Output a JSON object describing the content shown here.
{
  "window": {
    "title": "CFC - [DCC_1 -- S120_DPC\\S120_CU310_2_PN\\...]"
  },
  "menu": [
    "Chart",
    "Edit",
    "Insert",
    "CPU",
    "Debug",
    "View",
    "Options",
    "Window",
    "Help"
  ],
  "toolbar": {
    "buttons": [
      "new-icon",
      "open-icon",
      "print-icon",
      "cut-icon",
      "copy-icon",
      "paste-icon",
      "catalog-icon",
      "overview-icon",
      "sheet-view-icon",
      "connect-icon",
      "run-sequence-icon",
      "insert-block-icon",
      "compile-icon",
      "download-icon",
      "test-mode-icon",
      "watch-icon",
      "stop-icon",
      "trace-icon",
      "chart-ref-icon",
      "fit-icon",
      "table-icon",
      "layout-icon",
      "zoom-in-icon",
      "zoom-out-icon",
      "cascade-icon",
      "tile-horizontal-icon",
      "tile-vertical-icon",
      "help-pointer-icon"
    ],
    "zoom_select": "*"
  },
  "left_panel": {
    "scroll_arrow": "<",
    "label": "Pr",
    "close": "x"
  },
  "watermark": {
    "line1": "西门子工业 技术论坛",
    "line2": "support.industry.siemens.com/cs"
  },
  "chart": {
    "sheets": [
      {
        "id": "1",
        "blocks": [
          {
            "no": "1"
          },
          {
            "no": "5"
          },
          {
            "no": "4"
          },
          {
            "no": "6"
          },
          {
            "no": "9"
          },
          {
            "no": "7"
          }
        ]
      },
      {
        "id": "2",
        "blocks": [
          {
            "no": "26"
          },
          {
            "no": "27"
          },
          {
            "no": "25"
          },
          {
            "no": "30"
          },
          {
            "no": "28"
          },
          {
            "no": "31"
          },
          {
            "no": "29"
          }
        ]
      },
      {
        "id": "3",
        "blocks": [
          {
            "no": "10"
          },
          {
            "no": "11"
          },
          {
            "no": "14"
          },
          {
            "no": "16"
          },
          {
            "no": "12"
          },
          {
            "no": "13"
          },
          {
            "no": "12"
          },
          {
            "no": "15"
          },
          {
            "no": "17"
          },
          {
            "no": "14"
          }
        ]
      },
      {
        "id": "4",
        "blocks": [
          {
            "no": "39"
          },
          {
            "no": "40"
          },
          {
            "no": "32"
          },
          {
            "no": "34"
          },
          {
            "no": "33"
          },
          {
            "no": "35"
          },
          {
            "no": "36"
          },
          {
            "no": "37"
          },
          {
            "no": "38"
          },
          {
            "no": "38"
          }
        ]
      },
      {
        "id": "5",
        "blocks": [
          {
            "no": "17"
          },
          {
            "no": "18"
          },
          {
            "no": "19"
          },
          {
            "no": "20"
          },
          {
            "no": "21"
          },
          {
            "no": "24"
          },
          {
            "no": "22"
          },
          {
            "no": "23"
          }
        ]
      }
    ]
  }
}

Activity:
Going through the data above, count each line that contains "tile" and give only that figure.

Task response:
2